Working parent’s currency

What is the most important currency that makes life easier for working parents? It’s flexibility. Flexibility is not just important for working parents, it’s important for everyone. Flexibility in your schedule is what allows you to know you have autonomy over your life, that you can schedule your day to maximise your productivity and work around inflexible commitments relating to those dependant on you. Without flexibility you can feel stressed out, over-worked and time-starved. Cue, quality of life. For working parents, flexibility is the most valuable currency there is. Being able to pick up your child from school a couple of times a week, attend a child’s concert, take them to an activity, be home with them for dinner, these are important and it’s flexibility that enables these moments to occur. It is the quality of time that matters more than quantity. Children spell love with four letters T-I-M-E ~Max Lucado How do you maximise your flexibility to spend time with your child? Whilst there are workplace policies in place for flexible and part-time working arrangements and these can help, there can often be a stigma around actually taking the time, or an incongruous culture to still work set hours, even though policies state otherwise. Taking matters into your own hands as a working parent and working out your priorities is the key to having the work-life blend you desire. And there are a few things you can consider: 1) Outside of any constraints, what is important to you? It may seem like an obvious question.

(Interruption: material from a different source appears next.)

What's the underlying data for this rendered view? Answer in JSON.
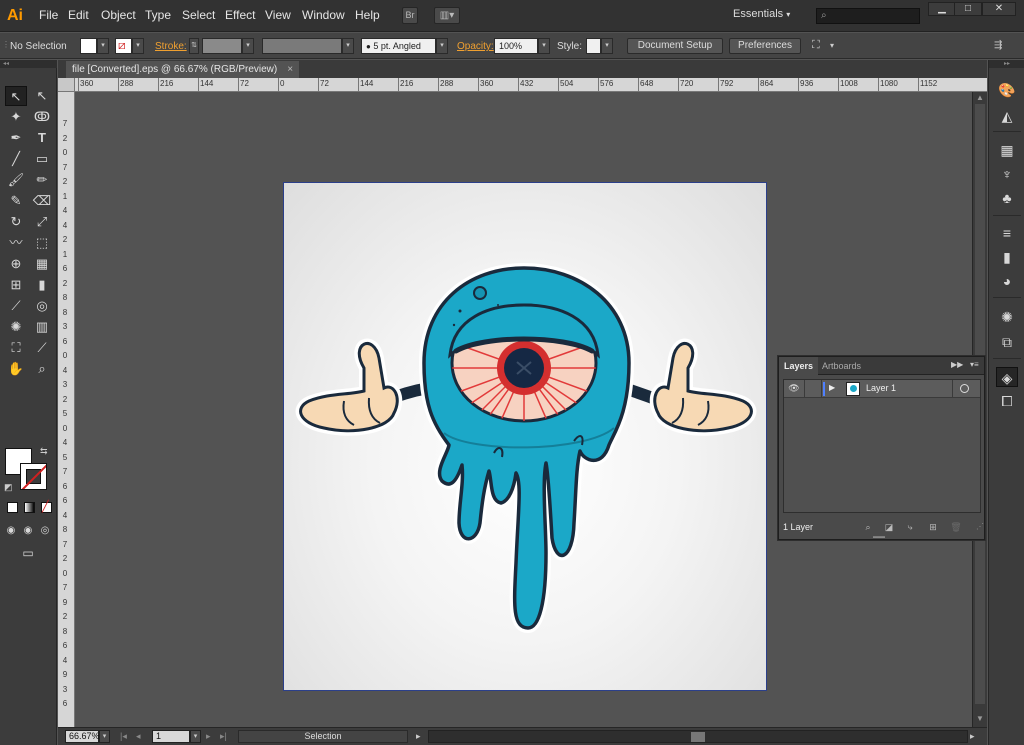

My kids are important to me, my career is important, my partner is important...
The Achievement Shift

The Achievement Shift

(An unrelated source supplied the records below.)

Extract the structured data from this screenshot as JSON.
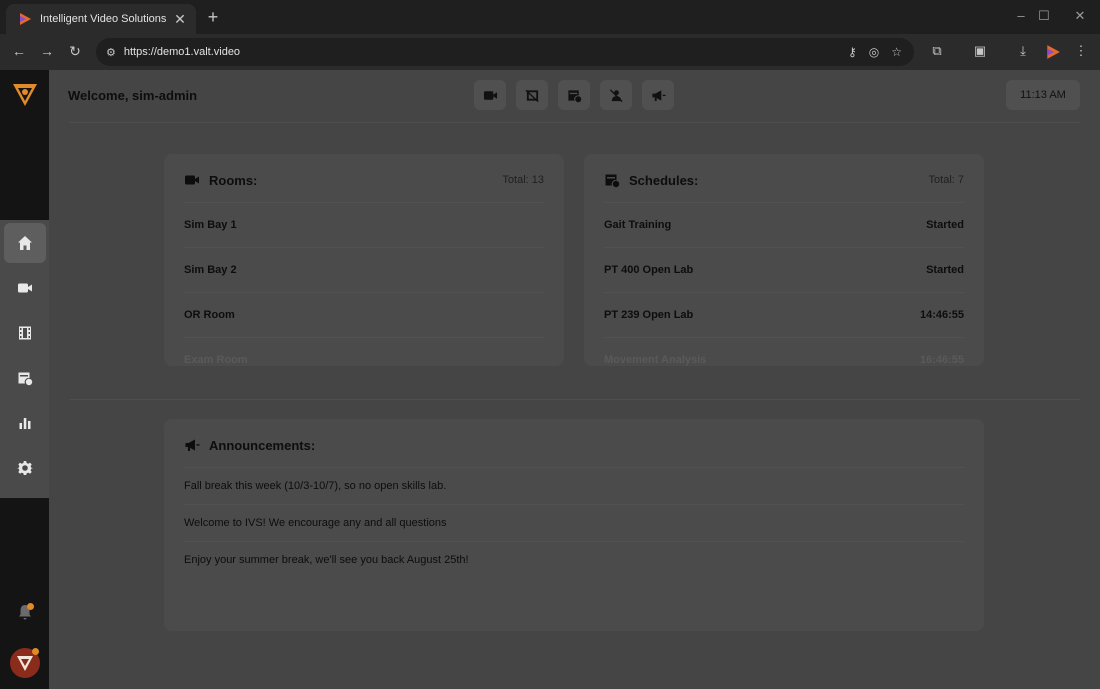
{
  "browser": {
    "tab_title": "Intelligent Video Solutions",
    "url": "https://demo1.valt.video"
  },
  "header": {
    "welcome": "Welcome, sim-admin",
    "time": "11:13 AM"
  },
  "rooms": {
    "title": "Rooms:",
    "total": "Total: 13",
    "items": [
      {
        "name": "Sim Bay 1"
      },
      {
        "name": "Sim Bay 2"
      },
      {
        "name": "OR Room"
      },
      {
        "name": "Exam Room"
      }
    ]
  },
  "schedules": {
    "title": "Schedules:",
    "total": "Total: 7",
    "items": [
      {
        "name": "Gait Training",
        "status": "Started"
      },
      {
        "name": "PT 400 Open Lab",
        "status": "Started"
      },
      {
        "name": "PT 239 Open Lab",
        "status": "14:46:55"
      },
      {
        "name": "Movement Analysis",
        "status": "16:46:55"
      }
    ]
  },
  "announcements": {
    "title": "Announcements:",
    "items": [
      "Fall break this week (10/3-10/7), so no open skills lab.",
      "Welcome to IVS! We encourage any and all questions",
      "Enjoy your summer break, we'll see you back August 25th!"
    ]
  },
  "colors": {
    "brand": "#e08a2a",
    "rail_highlight": "#ffffff"
  },
  "icons": {
    "rail": [
      "home-icon",
      "video-camera-icon",
      "film-icon",
      "schedule-icon",
      "bar-chart-icon",
      "gear-icon"
    ],
    "quick": [
      "video-camera-icon",
      "video-off-icon",
      "schedule-icon",
      "user-off-icon",
      "megaphone-icon"
    ]
  }
}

You’re a high flyer at work. You get sh*t done. You’re known for doing whatever it takes to get projects over the line. Let’s face it, you’re good at achieving.  Then along comes this bundle of joy, with not a care in the world. No concept of time and space. Just a pure existence.  An existence that consumes your energy and your time and in return offers you pure love. You catch glimpses of enjoying this love and for the most part, you’re thinking I need to do stuff. There’s important stuff I’m not doing because the nappy changing, clothes washing, feeding cycle never seems to end.  You find yourself finishing off dinner, doing the bed and bath time routine, then falling into an exhausted slump on the couch and find yourself asking what did I actually achieve today? So many executive parents find themselves at a loss after having a child because they can no longer relate to their pre-child achievement criteria of being in control of: Getting a project done on time.Getting through a task listGetting feedback on your progress and performance After a child is born it’s the polar opposite, things are often out of your control. They rarely run to schedule, the task list gets bigger and no-one gives you feedback on your progress and performance. “You cleaned that bottom meticulously today, well done” – yeah right!  Feeling like you’re not achieving leads to resentment, frustration and can also lead to anxiety and perceived lack of self-worth, like you’re never doing enough or never get enough done.  Redefining achievement post children comes down to feeling...